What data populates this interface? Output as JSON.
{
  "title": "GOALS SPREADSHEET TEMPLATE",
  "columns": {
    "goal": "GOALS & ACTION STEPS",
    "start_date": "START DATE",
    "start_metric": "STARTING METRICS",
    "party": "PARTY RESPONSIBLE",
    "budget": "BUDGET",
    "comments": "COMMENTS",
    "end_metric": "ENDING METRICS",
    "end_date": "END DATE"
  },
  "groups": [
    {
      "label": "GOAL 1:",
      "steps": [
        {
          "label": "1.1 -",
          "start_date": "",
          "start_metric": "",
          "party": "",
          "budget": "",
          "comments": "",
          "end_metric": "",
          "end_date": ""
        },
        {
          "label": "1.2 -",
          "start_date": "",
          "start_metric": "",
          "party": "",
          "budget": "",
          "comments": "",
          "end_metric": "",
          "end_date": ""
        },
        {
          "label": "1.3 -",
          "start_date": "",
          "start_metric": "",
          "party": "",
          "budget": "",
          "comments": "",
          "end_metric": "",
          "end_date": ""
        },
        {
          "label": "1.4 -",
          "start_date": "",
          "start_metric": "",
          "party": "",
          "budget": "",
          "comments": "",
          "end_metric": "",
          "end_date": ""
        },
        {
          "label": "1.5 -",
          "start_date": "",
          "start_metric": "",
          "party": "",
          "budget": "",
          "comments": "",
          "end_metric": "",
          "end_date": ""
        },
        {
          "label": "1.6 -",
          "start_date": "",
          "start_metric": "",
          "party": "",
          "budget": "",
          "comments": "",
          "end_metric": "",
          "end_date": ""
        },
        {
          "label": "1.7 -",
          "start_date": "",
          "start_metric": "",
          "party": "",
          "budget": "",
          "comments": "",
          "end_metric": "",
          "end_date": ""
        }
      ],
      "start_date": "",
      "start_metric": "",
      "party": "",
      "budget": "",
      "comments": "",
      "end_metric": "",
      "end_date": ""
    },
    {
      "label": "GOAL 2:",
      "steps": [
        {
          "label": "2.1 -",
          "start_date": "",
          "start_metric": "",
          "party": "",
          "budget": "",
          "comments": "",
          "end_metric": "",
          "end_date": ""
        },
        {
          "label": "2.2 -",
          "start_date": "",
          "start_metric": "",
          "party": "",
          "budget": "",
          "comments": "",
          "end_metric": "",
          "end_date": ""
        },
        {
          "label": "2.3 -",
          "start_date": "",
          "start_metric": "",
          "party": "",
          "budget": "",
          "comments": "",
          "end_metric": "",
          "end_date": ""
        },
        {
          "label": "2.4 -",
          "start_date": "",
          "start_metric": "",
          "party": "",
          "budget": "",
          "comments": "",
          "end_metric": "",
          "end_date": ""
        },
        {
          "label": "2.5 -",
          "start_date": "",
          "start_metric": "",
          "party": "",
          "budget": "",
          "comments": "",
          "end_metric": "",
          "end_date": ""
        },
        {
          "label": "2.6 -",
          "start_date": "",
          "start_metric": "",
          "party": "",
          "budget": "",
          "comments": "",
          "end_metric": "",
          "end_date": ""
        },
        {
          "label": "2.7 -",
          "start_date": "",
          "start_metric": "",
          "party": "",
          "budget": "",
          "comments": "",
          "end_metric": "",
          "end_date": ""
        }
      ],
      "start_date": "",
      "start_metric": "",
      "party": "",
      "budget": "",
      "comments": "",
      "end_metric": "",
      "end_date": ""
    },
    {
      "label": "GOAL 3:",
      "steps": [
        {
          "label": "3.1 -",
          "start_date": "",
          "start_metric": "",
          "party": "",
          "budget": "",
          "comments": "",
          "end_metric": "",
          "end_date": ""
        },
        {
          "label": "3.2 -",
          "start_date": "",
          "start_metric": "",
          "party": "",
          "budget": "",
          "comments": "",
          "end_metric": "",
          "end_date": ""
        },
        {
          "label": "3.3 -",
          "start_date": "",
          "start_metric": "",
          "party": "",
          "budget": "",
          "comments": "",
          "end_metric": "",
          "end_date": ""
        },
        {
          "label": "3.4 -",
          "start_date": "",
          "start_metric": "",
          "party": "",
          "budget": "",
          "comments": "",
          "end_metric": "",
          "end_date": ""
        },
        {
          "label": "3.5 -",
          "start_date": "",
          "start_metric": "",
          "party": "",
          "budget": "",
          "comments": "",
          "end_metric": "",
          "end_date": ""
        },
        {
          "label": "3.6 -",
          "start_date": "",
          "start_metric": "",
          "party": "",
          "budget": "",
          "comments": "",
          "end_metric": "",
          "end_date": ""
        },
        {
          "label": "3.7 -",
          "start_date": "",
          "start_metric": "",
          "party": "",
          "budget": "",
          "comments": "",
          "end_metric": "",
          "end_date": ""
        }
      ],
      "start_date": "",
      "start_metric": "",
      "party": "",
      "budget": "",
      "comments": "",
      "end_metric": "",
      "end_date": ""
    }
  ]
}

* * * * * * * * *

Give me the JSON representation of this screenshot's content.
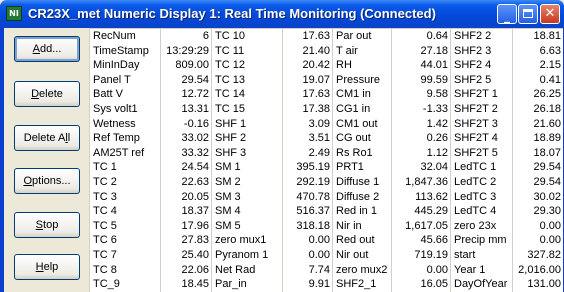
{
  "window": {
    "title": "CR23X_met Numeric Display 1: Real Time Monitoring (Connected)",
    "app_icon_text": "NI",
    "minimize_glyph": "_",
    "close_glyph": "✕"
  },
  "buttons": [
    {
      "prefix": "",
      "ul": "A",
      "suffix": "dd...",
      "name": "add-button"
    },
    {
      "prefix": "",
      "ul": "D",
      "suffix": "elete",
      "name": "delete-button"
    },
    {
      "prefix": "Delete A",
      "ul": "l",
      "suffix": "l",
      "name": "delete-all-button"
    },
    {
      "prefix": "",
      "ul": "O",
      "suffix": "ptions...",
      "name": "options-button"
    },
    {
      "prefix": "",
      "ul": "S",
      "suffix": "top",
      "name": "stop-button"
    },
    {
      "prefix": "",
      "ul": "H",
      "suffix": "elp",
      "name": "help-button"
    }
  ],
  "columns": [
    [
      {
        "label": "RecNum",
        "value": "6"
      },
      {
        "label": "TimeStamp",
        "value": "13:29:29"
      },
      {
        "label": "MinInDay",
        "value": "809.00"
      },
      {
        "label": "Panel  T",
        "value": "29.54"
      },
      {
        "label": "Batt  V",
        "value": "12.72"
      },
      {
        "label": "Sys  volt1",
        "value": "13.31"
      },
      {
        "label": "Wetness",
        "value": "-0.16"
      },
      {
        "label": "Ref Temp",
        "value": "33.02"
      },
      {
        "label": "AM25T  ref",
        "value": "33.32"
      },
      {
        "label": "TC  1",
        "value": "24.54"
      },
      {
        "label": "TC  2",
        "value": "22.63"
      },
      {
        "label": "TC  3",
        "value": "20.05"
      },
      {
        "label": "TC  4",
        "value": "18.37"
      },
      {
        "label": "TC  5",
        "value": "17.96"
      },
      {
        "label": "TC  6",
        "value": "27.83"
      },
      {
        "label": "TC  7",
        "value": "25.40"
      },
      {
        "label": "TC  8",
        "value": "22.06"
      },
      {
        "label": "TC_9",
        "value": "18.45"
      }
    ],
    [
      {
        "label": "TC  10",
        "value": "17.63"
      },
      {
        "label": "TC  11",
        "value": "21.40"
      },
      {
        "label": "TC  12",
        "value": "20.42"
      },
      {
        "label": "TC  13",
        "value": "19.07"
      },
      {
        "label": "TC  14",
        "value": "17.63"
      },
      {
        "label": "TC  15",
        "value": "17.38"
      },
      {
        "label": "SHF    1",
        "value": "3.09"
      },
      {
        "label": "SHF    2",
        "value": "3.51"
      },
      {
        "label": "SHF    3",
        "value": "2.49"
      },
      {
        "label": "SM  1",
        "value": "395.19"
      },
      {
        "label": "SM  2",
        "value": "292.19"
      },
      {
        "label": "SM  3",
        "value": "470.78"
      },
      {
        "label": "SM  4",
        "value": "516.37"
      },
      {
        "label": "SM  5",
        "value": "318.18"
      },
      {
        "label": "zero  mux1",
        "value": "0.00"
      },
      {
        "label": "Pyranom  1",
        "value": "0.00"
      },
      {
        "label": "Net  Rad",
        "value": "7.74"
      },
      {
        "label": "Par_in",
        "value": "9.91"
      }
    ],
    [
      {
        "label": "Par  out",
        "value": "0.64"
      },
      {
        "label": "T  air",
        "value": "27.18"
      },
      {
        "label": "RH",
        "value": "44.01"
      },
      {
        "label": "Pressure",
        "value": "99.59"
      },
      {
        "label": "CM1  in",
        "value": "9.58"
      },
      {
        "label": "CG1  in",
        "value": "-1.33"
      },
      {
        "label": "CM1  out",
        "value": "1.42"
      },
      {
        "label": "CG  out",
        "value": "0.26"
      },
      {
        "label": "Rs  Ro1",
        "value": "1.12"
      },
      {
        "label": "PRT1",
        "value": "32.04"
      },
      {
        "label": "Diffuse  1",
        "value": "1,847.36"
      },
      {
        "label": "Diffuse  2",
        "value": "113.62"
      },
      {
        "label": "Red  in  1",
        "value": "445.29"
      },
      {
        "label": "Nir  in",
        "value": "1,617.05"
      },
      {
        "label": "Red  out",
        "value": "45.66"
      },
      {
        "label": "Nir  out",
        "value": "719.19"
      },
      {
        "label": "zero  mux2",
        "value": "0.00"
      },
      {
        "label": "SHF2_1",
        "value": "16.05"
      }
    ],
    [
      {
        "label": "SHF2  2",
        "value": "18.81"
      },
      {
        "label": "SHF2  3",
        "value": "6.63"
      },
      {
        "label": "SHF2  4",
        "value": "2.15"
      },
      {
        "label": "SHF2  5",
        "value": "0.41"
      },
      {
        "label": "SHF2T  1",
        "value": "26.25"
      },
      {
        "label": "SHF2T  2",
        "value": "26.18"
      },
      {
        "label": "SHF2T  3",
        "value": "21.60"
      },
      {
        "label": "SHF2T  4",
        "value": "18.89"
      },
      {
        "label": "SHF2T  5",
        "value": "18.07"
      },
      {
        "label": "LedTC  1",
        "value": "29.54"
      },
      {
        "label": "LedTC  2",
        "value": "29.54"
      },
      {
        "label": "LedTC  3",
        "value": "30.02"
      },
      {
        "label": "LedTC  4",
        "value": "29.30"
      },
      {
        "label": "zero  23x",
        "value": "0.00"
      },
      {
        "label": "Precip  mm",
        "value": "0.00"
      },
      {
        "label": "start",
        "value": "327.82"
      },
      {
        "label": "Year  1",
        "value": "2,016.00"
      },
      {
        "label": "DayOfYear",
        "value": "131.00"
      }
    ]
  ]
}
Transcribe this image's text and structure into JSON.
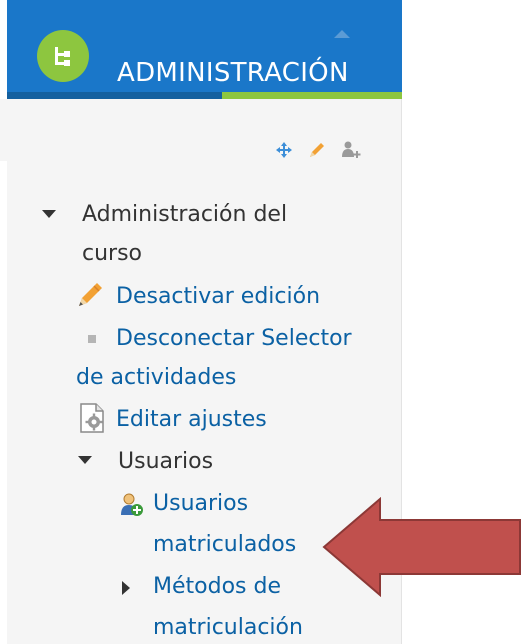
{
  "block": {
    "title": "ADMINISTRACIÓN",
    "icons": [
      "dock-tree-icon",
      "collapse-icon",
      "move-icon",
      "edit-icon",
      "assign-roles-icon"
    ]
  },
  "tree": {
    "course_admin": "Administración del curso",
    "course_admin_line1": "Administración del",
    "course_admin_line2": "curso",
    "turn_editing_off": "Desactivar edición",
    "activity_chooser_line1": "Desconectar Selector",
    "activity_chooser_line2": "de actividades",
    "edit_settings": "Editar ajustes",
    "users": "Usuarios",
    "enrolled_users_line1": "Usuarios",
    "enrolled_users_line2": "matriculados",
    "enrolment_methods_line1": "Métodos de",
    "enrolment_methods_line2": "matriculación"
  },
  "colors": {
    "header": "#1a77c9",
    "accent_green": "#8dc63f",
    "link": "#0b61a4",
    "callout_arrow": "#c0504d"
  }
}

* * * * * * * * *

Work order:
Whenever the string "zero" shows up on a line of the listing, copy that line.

The completed task:
        "label": "zero  mux1",
        "label": "zero  mux2",
        "label": "zero  23x",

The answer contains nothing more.